Your instructions:
All of the data below should be written out again exactly.

Entries provided:

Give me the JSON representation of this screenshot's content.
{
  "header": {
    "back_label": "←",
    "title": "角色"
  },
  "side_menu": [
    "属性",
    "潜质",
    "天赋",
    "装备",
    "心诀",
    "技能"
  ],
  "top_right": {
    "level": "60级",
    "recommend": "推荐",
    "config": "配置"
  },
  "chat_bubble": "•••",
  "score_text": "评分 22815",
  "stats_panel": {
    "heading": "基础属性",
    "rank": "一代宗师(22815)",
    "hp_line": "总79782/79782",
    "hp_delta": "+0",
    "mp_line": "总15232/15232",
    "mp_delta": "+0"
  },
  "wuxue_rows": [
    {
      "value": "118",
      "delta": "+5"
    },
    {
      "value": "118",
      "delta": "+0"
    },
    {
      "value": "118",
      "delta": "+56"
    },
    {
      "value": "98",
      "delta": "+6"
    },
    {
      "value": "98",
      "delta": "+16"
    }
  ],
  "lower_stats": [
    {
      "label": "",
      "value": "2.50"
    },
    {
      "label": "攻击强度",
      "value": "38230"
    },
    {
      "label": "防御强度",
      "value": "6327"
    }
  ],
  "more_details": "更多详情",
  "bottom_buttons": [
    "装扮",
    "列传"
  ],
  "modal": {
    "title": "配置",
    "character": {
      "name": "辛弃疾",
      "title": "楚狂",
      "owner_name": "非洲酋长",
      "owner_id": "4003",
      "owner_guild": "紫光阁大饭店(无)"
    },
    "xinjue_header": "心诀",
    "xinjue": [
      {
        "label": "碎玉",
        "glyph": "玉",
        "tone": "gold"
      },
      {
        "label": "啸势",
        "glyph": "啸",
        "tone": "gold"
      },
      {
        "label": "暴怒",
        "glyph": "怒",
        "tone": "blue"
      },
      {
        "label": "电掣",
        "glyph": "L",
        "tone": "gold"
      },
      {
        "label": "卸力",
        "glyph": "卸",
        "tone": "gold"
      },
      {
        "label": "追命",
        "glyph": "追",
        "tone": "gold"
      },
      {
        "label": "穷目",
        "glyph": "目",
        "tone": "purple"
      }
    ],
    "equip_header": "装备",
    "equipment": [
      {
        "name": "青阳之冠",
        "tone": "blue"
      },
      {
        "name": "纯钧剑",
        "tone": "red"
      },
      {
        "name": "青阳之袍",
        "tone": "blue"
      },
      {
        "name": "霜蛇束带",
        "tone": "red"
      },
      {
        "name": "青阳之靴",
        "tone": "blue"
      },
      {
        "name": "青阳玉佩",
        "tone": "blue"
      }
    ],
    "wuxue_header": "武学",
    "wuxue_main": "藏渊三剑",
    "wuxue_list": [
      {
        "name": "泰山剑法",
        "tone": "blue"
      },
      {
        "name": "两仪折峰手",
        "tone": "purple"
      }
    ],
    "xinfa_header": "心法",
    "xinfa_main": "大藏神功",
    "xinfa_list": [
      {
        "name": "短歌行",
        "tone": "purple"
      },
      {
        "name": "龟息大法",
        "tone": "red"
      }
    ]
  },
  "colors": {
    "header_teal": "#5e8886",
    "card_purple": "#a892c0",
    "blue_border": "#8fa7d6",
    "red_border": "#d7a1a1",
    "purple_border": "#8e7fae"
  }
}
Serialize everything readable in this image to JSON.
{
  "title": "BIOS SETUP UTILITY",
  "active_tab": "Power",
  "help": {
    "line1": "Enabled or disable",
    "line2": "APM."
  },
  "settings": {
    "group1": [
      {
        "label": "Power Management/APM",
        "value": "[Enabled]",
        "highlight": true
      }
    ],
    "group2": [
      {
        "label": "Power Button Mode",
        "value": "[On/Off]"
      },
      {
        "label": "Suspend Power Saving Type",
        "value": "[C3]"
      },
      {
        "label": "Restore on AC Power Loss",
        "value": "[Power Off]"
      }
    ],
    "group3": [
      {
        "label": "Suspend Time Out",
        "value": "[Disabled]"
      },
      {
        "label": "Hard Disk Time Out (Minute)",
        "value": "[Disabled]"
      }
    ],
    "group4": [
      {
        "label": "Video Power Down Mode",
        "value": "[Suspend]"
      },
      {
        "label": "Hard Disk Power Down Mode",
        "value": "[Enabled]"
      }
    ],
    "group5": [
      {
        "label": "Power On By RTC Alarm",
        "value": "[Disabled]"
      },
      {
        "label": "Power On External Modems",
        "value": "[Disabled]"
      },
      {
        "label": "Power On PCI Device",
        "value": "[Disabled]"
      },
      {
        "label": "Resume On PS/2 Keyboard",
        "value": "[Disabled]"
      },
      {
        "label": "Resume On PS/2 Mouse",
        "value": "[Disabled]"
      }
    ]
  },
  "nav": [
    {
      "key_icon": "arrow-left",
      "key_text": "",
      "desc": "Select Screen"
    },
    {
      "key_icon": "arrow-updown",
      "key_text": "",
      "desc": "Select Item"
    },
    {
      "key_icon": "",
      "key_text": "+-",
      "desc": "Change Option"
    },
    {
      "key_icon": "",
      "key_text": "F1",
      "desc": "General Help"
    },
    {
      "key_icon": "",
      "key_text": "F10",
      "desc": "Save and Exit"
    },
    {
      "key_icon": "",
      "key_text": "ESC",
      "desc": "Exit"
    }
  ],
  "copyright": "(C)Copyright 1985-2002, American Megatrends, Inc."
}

Task response:
Give me the JSON representation of this screenshot's content.
{
  "header": {
    "back_label": "←",
    "title": "角色"
  },
  "side_menu": [
    "属性",
    "潜质",
    "天赋",
    "装备",
    "心诀",
    "技能"
  ],
  "top_right": {
    "level": "60级",
    "recommend": "推荐",
    "config": "配置"
  },
  "chat_bubble": "•••",
  "score_text": "评分 22815",
  "stats_panel": {
    "heading": "基础属性",
    "rank": "一代宗师(22815)",
    "hp_line": "总79782/79782",
    "hp_delta": "+0",
    "mp_line": "总15232/15232",
    "mp_delta": "+0"
  },
  "wuxue_rows": [
    {
      "value": "118",
      "delta": "+5"
    },
    {
      "value": "118",
      "delta": "+0"
    },
    {
      "value": "118",
      "delta": "+56"
    },
    {
      "value": "98",
      "delta": "+6"
    },
    {
      "value": "98",
      "delta": "+16"
    }
  ],
  "lower_stats": [
    {
      "label": "",
      "value": "2.50"
    },
    {
      "label": "攻击强度",
      "value": "38230"
    },
    {
      "label": "防御强度",
      "value": "6327"
    }
  ],
  "more_details": "更多详情",
  "bottom_buttons": [
    "装扮",
    "列传"
  ],
  "modal": {
    "title": "配置",
    "character": {
      "name": "辛弃疾",
      "title": "楚狂",
      "owner_name": "非洲酋长",
      "owner_id": "4003",
      "owner_guild": "紫光阁大饭店(无)"
    },
    "xinjue_header": "心诀",
    "xinjue": [
      {
        "label": "碎玉",
        "glyph": "玉",
        "tone": "gold"
      },
      {
        "label": "啸势",
        "glyph": "啸",
        "tone": "gold"
      },
      {
        "label": "暴怒",
        "glyph": "怒",
        "tone": "blue"
      },
      {
        "label": "电掣",
        "glyph": "L",
        "tone": "gold"
      },
      {
        "label": "卸力",
        "glyph": "卸",
        "tone": "gold"
      },
      {
        "label": "追命",
        "glyph": "追",
        "tone": "gold"
      },
      {
        "label": "穷目",
        "glyph": "目",
        "tone": "purple"
      }
    ],
    "equip_header": "装备",
    "equipment": [
      {
        "name": "青阳之冠",
        "tone": "blue"
      },
      {
        "name": "纯钧剑",
        "tone": "red"
      },
      {
        "name": "青阳之袍",
        "tone": "blue"
      },
      {
        "name": "霜蛇束带",
        "tone": "red"
      },
      {
        "name": "青阳之靴",
        "tone": "blue"
      },
      {
        "name": "青阳玉佩",
        "tone": "blue"
      }
    ],
    "wuxue_header": "武学",
    "wuxue_main": "藏渊三剑",
    "wuxue_list": [
      {
        "name": "泰山剑法",
        "tone": "blue"
      },
      {
        "name": "两仪折峰手",
        "tone": "purple"
      }
    ],
    "xinfa_header": "心法",
    "xinfa_main": "大藏神功",
    "xinfa_list": [
      {
        "name": "短歌行",
        "tone": "purple"
      },
      {
        "name": "龟息大法",
        "tone": "red"
      }
    ]
  },
  "colors": {
    "header_teal": "#5e8886",
    "card_purple": "#a892c0",
    "blue_border": "#8fa7d6",
    "red_border": "#d7a1a1",
    "purple_border": "#8e7fae"
  }
}
Serialize everything readable in this image to JSON.
{
  "title": "BIOS SETUP UTILITY",
  "active_tab": "Power",
  "help": {
    "line1": "Enabled or disable",
    "line2": "APM."
  },
  "settings": {
    "group1": [
      {
        "label": "Power Management/APM",
        "value": "[Enabled]",
        "highlight": true
      }
    ],
    "group2": [
      {
        "label": "Power Button Mode",
        "value": "[On/Off]"
      },
      {
        "label": "Suspend Power Saving Type",
        "value": "[C3]"
      },
      {
        "label": "Restore on AC Power Loss",
        "value": "[Power Off]"
      }
    ],
    "group3": [
      {
        "label": "Suspend Time Out",
        "value": "[Disabled]"
      },
      {
        "label": "Hard Disk Time Out (Minute)",
        "value": "[Disabled]"
      }
    ],
    "group4": [
      {
        "label": "Video Power Down Mode",
        "value": "[Suspend]"
      },
      {
        "label": "Hard Disk Power Down Mode",
        "value": "[Enabled]"
      }
    ],
    "group5": [
      {
        "label": "Power On By RTC Alarm",
        "value": "[Disabled]"
      },
      {
        "label": "Power On External Modems",
        "value": "[Disabled]"
      },
      {
        "label": "Power On PCI Device",
        "value": "[Disabled]"
      },
      {
        "label": "Resume On PS/2 Keyboard",
        "value": "[Disabled]"
      },
      {
        "label": "Resume On PS/2 Mouse",
        "value": "[Disabled]"
      }
    ]
  },
  "nav": [
    {
      "key_icon": "arrow-left",
      "key_text": "",
      "desc": "Select Screen"
    },
    {
      "key_icon": "arrow-updown",
      "key_text": "",
      "desc": "Select Item"
    },
    {
      "key_icon": "",
      "key_text": "+-",
      "desc": "Change Option"
    },
    {
      "key_icon": "",
      "key_text": "F1",
      "desc": "General Help"
    },
    {
      "key_icon": "",
      "key_text": "F10",
      "desc": "Save and Exit"
    },
    {
      "key_icon": "",
      "key_text": "ESC",
      "desc": "Exit"
    }
  ],
  "copyright": "(C)Copyright 1985-2002, American Megatrends, Inc."
}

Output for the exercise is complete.